The internship recruiting journey is a very personal one for each MBA.
For those who participate in diversity recruiting opportunities, such as those who identify as queer,women or of color, you may have your internship for the following summer locked down after participating in the early recruiting process.
Many firms seeking diverse candidates, hire for roles in corporate finance, marketing and corporate strategy roles through diversity conferences.
Some Investment Banks and Consulting Firms have created early recruiting programs the summer before you begin your MBA program. These programs essentially 'kick-off' the hiring of the larger class for banks and consulting firms so they'll have a pool of 2-30 incoming MBA students (depends on industry, firm and program) already locked into their firm a year in advance. Some programs offer fellowships to cover the cost of attending school.
I must note that these diversity programs are extremely important for many reasons. Yes, on the one hand they provide students from diverse backgrounds with incredible opportunities, but perhaps more important, they build a pipeline of professionals with differing experiences and backgrounds within firms which traditionally did not seek them out. This notion of inclusion is very important and we still collectively struggle with how to weave unique experiences into the corporate world, but these programs are a start. I recognize not everyone agrees, but I think this is a very important point to make.

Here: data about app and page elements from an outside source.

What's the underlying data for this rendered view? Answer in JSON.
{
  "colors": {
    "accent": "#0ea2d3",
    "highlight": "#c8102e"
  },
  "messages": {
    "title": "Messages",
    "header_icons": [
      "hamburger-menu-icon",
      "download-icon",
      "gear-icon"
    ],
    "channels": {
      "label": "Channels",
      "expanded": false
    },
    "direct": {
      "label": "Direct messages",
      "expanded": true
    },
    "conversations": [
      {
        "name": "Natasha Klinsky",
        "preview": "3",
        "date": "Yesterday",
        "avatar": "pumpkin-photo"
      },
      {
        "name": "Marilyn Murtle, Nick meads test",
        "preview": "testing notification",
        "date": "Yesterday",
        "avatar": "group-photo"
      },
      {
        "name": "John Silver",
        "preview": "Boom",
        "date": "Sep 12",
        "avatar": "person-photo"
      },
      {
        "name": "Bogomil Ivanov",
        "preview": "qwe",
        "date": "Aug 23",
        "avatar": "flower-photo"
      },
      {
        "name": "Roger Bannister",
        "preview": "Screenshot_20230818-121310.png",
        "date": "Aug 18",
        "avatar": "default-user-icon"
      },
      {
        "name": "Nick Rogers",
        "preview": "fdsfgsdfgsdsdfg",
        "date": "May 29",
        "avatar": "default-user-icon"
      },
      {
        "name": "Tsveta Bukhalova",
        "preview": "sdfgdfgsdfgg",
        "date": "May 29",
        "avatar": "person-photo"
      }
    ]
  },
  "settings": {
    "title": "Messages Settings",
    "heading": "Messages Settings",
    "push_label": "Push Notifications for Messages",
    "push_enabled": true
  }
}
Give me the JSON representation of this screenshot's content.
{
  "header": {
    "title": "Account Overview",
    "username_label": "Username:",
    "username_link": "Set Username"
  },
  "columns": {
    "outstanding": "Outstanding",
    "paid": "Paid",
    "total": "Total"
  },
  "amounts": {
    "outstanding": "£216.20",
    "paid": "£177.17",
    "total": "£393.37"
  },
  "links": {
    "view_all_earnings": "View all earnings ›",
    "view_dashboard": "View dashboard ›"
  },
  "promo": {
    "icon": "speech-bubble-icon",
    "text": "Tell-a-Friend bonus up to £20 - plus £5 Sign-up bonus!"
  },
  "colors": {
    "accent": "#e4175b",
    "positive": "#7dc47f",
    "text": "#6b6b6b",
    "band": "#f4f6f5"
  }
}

If you are not participating in diversity recruiting, on campus recruiting is key. On campus recruiting comes in many forms and all T30 programs have some variation of the following:
Companies come to your campus multiple times throughout the fall/winter for information sessions, networking nights and eventually interviews

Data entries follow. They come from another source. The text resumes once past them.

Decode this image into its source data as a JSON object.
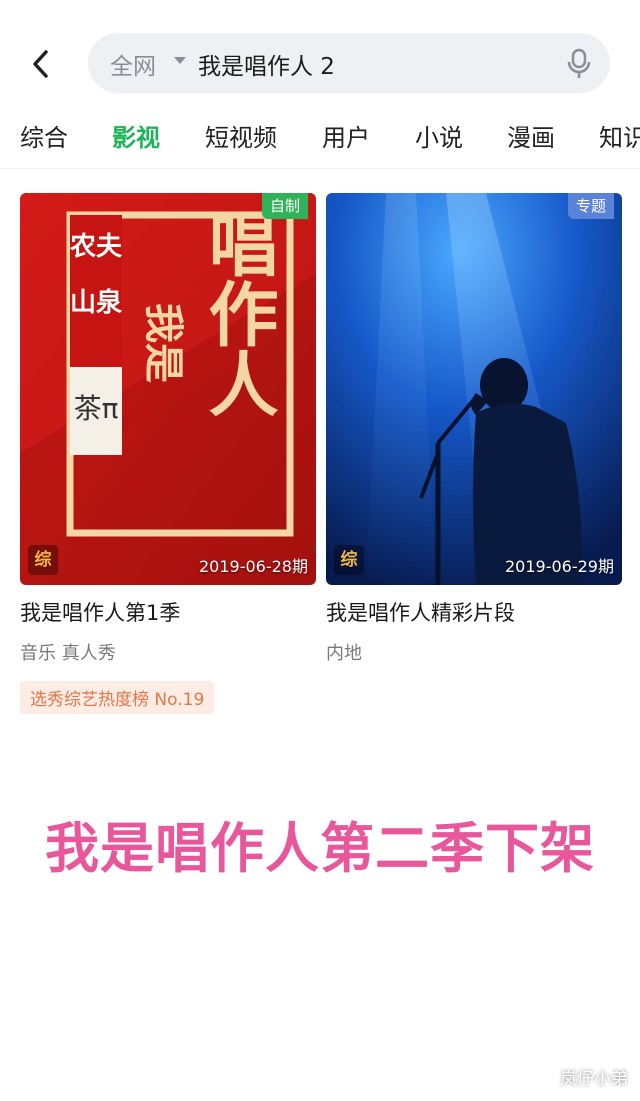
{
  "header": {
    "scope_label": "全网",
    "query": "我是唱作人 2"
  },
  "tabs": [
    {
      "label": "综合"
    },
    {
      "label": "影视"
    },
    {
      "label": "短视频"
    },
    {
      "label": "用户"
    },
    {
      "label": "小说"
    },
    {
      "label": "漫画"
    },
    {
      "label": "知识"
    }
  ],
  "active_tab": "影视",
  "results": [
    {
      "badge": "自制",
      "badge_color": "#2fb25a",
      "type_tag": "综",
      "date": "2019-06-28期",
      "title": "我是唱作人第1季",
      "meta": "音乐 真人秀",
      "rank": "选秀综艺热度榜 No.19",
      "poster_text": {
        "sponsor_lines": [
          "农夫",
          "山泉"
        ],
        "product": "茶π",
        "logo_title": "唱作人",
        "logo_sub": "我是"
      }
    },
    {
      "badge": "专题",
      "badge_color": "#5a82d8",
      "type_tag": "综",
      "date": "2019-06-29期",
      "title": "我是唱作人精彩片段",
      "meta": "内地"
    }
  ],
  "caption": "我是唱作人第二季下架",
  "watermark": "岚仔小弟",
  "colors": {
    "accent": "#1fb45a",
    "caption": "#e8579c",
    "rank_text": "#e0784a"
  }
}
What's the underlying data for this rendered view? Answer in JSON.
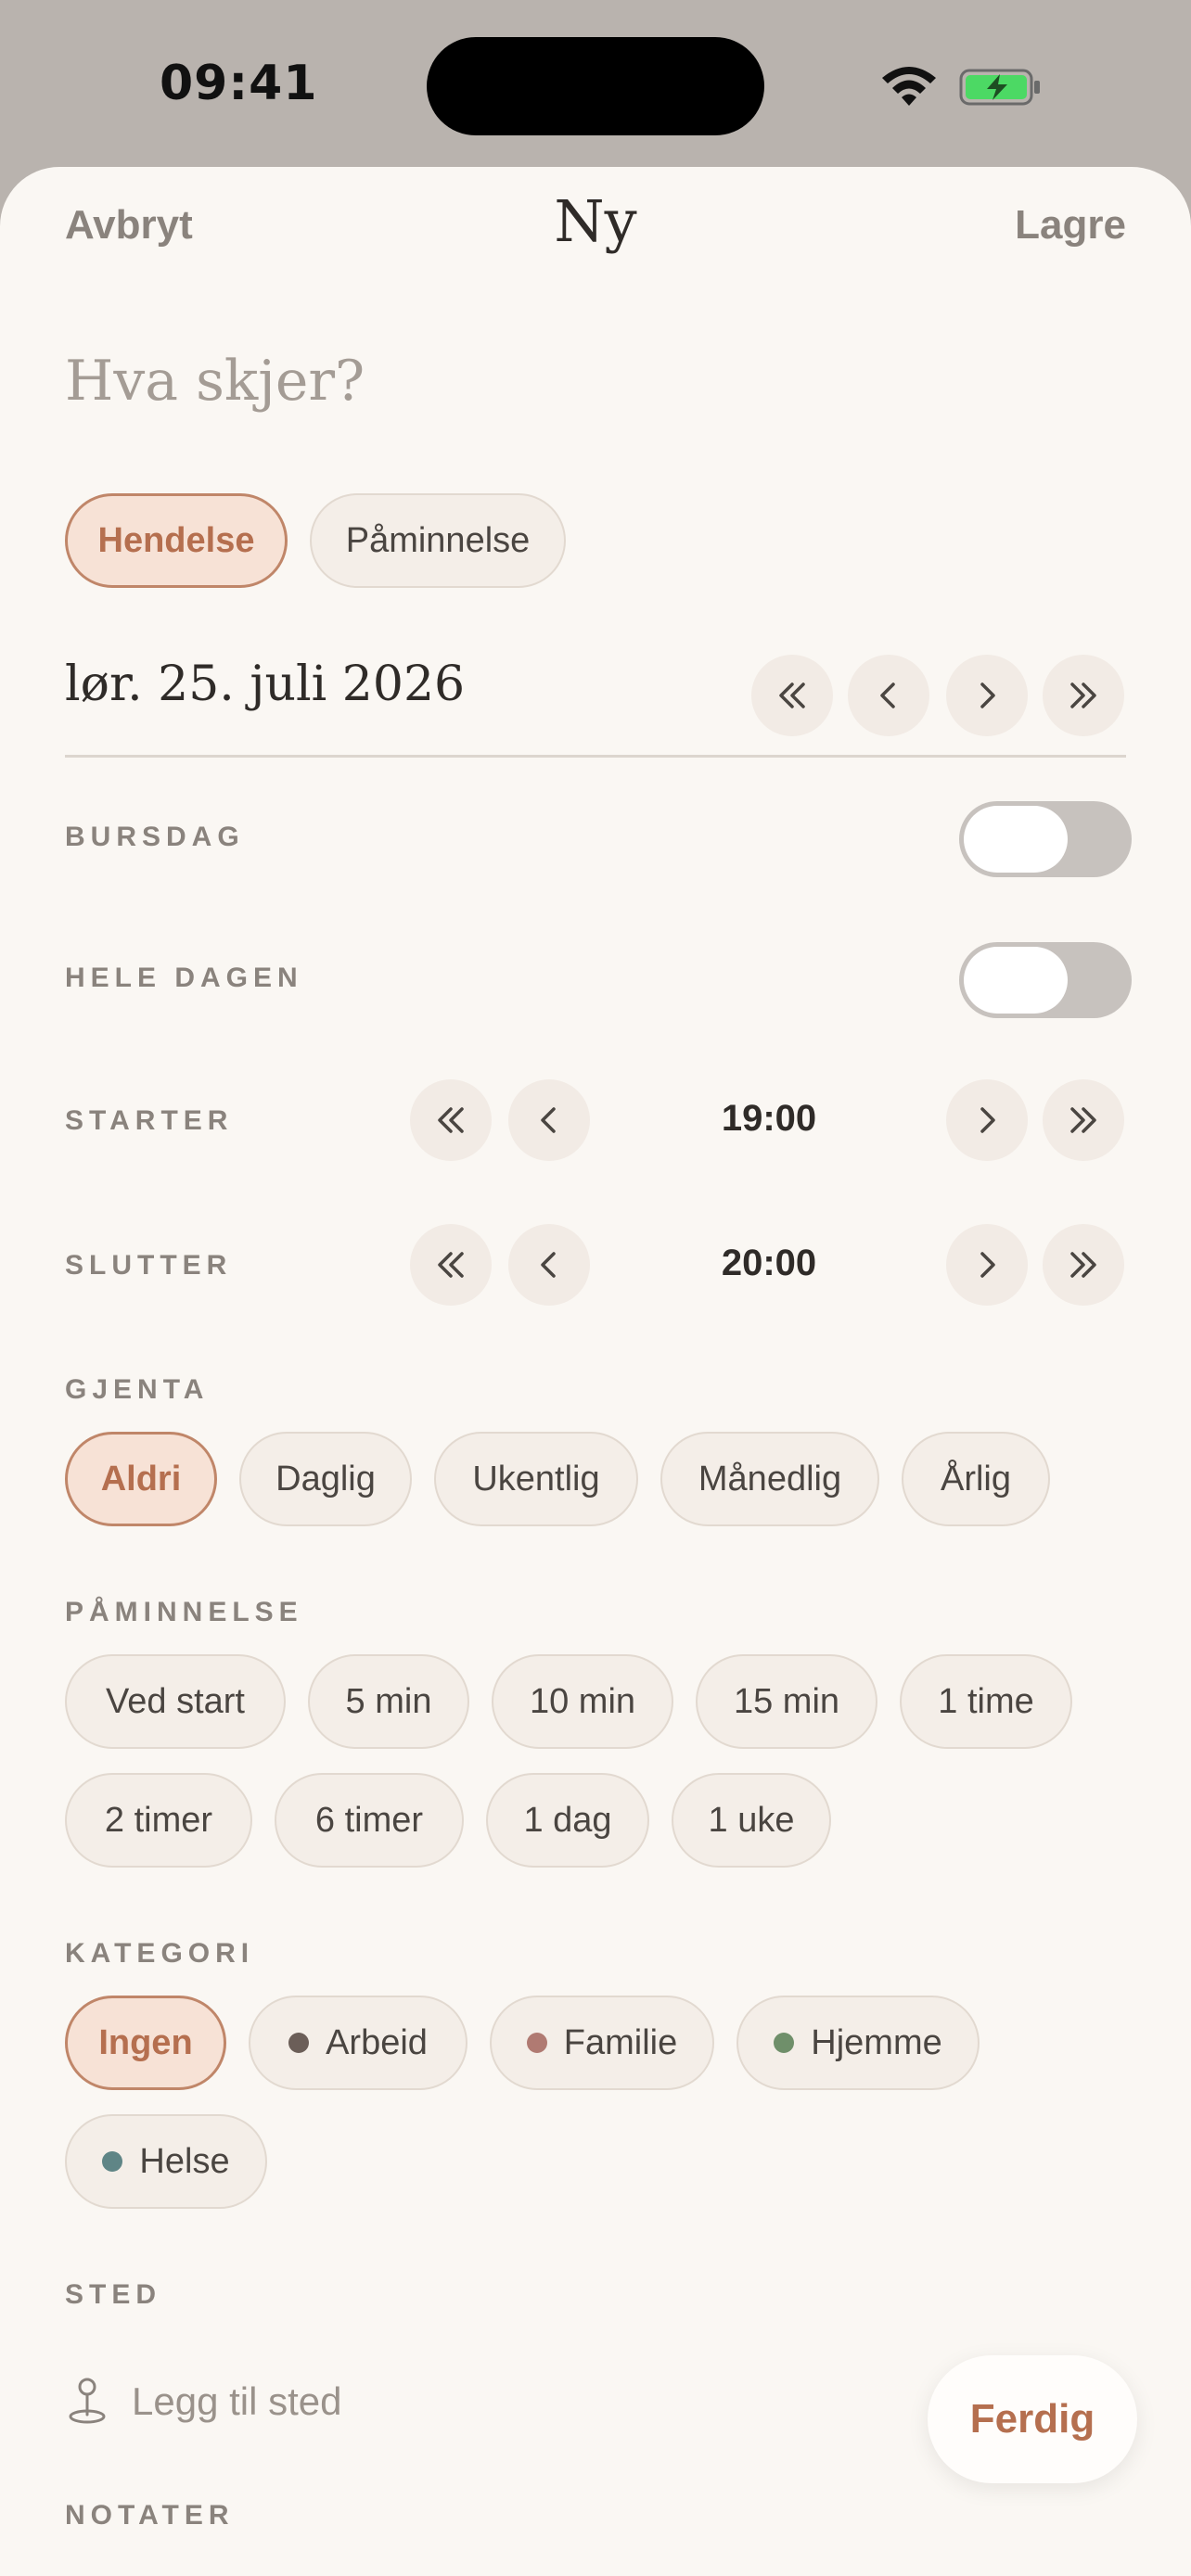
{
  "status": {
    "time": "09:41"
  },
  "nav": {
    "cancel": "Avbryt",
    "title": "Ny",
    "save": "Lagre"
  },
  "title_placeholder": "Hva skjer?",
  "type_options": [
    {
      "label": "Hendelse",
      "selected": true
    },
    {
      "label": "Påminnelse",
      "selected": false
    }
  ],
  "date": {
    "value": "lør. 25. juli 2026"
  },
  "birthday": {
    "label": "BURSDAG",
    "on": false
  },
  "all_day": {
    "label": "HELE DAGEN",
    "on": false
  },
  "start": {
    "label": "STARTER",
    "time": "19:00"
  },
  "end": {
    "label": "SLUTTER",
    "time": "20:00"
  },
  "repeat": {
    "label": "GJENTA",
    "options": [
      "Aldri",
      "Daglig",
      "Ukentlig",
      "Månedlig",
      "Årlig"
    ],
    "selected": "Aldri"
  },
  "reminder": {
    "label": "PÅMINNELSE",
    "options": [
      "Ved start",
      "5 min",
      "10 min",
      "15 min",
      "1 time",
      "2 timer",
      "6 timer",
      "1 dag",
      "1 uke"
    ]
  },
  "category": {
    "label": "KATEGORI",
    "options": [
      {
        "label": "Ingen",
        "color": null,
        "selected": true
      },
      {
        "label": "Arbeid",
        "color": "#6b5e58",
        "selected": false
      },
      {
        "label": "Familie",
        "color": "#b07a72",
        "selected": false
      },
      {
        "label": "Hjemme",
        "color": "#6f8f6a",
        "selected": false
      },
      {
        "label": "Helse",
        "color": "#5f8586",
        "selected": false
      }
    ]
  },
  "location": {
    "label": "STED",
    "placeholder": "Legg til sted"
  },
  "notes": {
    "label": "NOTATER"
  },
  "done": "Ferdig",
  "colors": {
    "accent": "#b56f4f",
    "accent_bg": "#f7e2d6",
    "sheet_bg": "#faf7f3"
  }
}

The companies and industries which come to campus will vary depending on whether your school is a 'target' or 'non-target'. For example, investment banks will most definitely actively recruit students enrolled at Columbia, NYU and Wharton, but possibly less so at Washington University or Wisconsin. This means that students in non-target programs will have to do more legwork to break into their target industry or company.

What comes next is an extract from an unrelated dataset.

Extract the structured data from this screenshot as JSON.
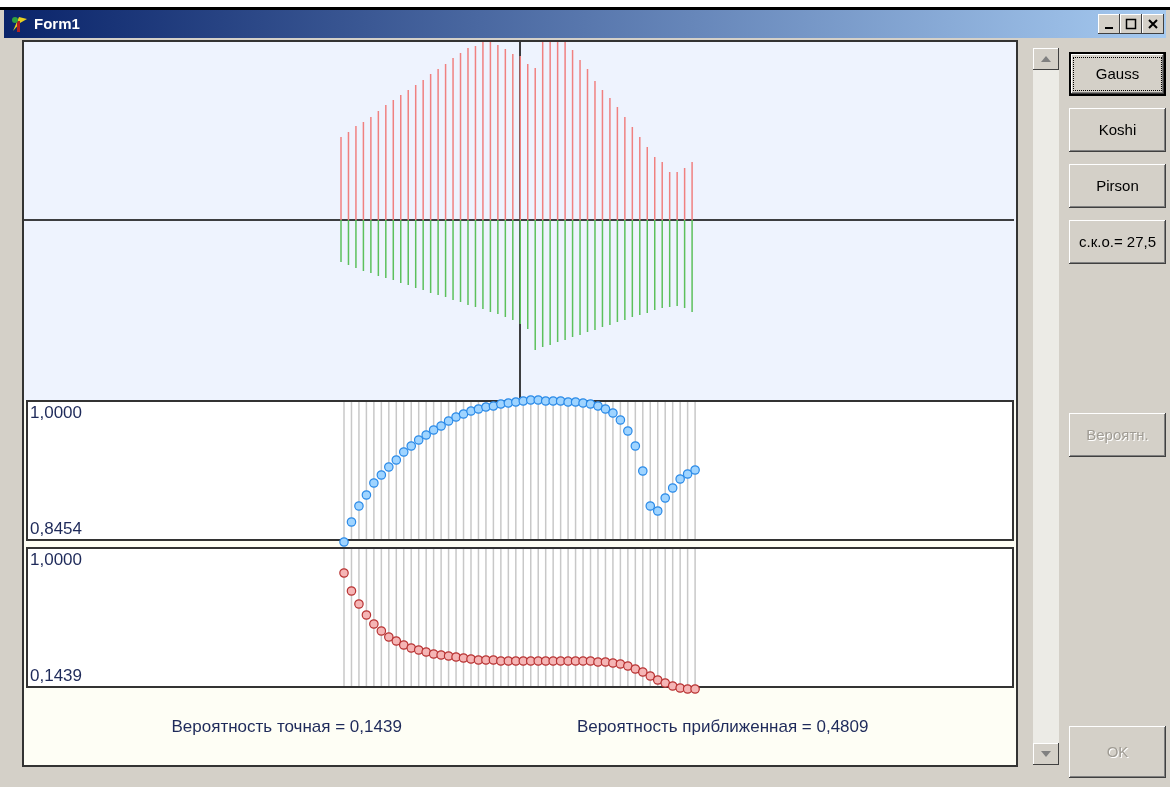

Second year students provide guidance and networks to first year students seeking out roles at the same companies/within the same industry
This is especially important for investment banking and consulting roles as second year students will be able to mock and case with first year students based on experiences they recently had as interns in those industries. They will also be able to serve as one of the first points of contact for connections to alumni at various firms in those industries.
Off-campus/student led recruiting
Career Services provides students with the tools and the network to seek out opportunities with different employers
Linkedin and other tools which require lots of time can yield great results, allowing the student to find the exact role they're looking for.